Standard Bank posted a 20% rise in profit last year, after stripping out the loss-making global markets division it is selling, and surprised investors by raising its dividend 12%.
Shares in Africa’s largest bank by assets jumped more than 6 percent after it reported full-year headline earnings of R21.1 billion ($1.8 billion) after removing a 3.7 billion loss booked by Standard Bank Plc, in which Industrial and Commercial Bank of China (ICBC) is buying a controlling stake.
Standard Bank Group, which has operations in 20 countries, mainly in Africa, declared a 598 cents total dividend per share.
“They positively surprised on the dividend, which is driving the share price at this point,” said Abri du Plessis, Chief Investment Officer at Gryphon Asset Management.
The bank’s net interest income, a measure of earnings from lending, rose 15 percent to 45.2 billion rand, while loan provisions fell 2 percent as bad debts across operations outside South Africa declined.
Non-interest income, which includes revenue from arranging deals and advisory services, climbed 14 percent to nearly 39 billion rand while the bank’s costs to income ratio fell more than two percentage points to 54.5 percent from 56.8.
“It is a very decent set of results, for me definitely the best that I have seen out of the three banks,” said one analyst, who declined to be named. “What was impressive is the strong growth they have generated in the rest ofAfrica franchise.”

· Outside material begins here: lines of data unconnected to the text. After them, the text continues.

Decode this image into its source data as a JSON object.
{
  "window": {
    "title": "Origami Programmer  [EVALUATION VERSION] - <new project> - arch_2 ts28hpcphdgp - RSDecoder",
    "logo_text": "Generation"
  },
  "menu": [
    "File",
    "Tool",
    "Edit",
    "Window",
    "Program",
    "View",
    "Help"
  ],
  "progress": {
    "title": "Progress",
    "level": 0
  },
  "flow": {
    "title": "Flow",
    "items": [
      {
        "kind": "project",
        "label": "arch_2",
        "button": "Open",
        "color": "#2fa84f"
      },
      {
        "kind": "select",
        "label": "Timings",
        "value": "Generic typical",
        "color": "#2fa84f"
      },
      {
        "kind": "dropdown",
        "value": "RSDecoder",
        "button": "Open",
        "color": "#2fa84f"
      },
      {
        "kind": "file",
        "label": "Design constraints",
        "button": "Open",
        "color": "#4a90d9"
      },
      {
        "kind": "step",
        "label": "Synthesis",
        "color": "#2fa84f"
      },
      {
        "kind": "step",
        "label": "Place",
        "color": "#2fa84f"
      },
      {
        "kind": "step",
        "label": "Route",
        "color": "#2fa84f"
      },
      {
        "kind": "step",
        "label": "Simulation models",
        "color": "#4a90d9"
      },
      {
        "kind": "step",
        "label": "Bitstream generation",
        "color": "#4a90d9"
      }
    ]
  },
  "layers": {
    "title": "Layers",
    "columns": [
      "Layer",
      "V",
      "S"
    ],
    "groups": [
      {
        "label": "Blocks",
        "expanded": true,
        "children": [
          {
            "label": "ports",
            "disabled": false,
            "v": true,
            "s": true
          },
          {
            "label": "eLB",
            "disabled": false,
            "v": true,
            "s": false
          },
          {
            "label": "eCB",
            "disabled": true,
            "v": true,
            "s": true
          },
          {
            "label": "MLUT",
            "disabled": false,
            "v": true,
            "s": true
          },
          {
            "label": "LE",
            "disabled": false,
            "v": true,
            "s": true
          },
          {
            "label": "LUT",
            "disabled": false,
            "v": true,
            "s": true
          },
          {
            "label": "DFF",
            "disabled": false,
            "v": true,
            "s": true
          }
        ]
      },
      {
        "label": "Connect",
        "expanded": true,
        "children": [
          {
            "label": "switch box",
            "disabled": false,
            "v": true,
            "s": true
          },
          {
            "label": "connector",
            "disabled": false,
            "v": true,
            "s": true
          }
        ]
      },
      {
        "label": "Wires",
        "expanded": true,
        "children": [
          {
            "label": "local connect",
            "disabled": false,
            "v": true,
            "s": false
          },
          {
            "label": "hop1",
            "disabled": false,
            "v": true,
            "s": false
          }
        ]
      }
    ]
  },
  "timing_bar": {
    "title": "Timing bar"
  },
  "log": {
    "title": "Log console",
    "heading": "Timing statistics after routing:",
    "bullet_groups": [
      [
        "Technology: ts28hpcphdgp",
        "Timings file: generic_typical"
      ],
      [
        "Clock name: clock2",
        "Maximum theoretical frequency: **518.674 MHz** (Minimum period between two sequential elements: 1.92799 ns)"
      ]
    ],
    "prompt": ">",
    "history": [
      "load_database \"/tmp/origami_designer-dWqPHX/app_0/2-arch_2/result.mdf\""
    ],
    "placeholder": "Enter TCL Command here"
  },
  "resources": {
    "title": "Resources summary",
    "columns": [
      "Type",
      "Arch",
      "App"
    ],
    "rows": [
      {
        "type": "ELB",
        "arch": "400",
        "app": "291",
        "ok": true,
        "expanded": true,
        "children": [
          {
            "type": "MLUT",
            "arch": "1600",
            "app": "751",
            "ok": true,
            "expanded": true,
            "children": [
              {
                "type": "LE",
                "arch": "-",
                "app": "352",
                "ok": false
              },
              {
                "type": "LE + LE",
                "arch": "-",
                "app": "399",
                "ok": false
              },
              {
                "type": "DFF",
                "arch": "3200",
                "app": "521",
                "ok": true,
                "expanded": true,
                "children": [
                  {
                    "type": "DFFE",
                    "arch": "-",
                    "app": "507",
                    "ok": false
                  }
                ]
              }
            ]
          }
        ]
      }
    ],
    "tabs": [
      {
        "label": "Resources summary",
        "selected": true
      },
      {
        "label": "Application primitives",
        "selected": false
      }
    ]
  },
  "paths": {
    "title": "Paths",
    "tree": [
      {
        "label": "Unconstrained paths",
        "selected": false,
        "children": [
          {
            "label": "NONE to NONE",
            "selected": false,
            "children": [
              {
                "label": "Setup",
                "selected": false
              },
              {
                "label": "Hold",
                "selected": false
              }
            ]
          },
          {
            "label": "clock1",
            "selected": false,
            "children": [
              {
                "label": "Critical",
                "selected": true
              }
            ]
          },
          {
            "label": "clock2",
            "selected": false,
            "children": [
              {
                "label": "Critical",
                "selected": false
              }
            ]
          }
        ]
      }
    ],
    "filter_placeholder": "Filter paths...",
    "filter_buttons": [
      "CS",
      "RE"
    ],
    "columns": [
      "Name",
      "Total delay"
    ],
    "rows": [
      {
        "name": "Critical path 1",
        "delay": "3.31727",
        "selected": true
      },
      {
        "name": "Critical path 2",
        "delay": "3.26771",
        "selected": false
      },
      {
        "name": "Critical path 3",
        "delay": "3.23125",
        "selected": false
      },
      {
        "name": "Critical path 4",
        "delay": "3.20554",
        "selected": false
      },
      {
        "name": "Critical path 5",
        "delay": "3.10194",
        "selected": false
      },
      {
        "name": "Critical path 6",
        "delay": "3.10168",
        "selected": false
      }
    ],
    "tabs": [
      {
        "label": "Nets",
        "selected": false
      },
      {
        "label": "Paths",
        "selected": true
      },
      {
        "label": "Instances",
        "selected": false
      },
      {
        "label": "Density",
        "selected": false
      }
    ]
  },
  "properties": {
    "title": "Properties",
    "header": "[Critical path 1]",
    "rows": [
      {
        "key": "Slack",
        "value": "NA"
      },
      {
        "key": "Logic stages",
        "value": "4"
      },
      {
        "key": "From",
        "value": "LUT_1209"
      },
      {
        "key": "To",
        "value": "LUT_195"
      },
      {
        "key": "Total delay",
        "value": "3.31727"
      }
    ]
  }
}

Smaller rivals Barclays Africa Group and Nedbank reported full-year earnings up 10 and 13% respectively by squeezing bad debts while growing income from lending.
Including Standard Bank Plc, the South African lender posted a 1% increase in headline earnings to R17.3 billion.
Standard Bank had previously agreed to sell a 60 percent stake in the London-based division to ICBC for $765 million, but revised the purchase price down by $75 million to reflect an exposure related to China’s Qingdao port metals scandal.
The bank has initiated legal proceedings to try to recoup losses from the disputed metals fiasco in which private trading firms used fake warehouse receipts to obtain multiple loans secured against a single cargo of metal.
“At this time, the precise quantum and timing of recoveries remains uncertain,” the bank said in a statement.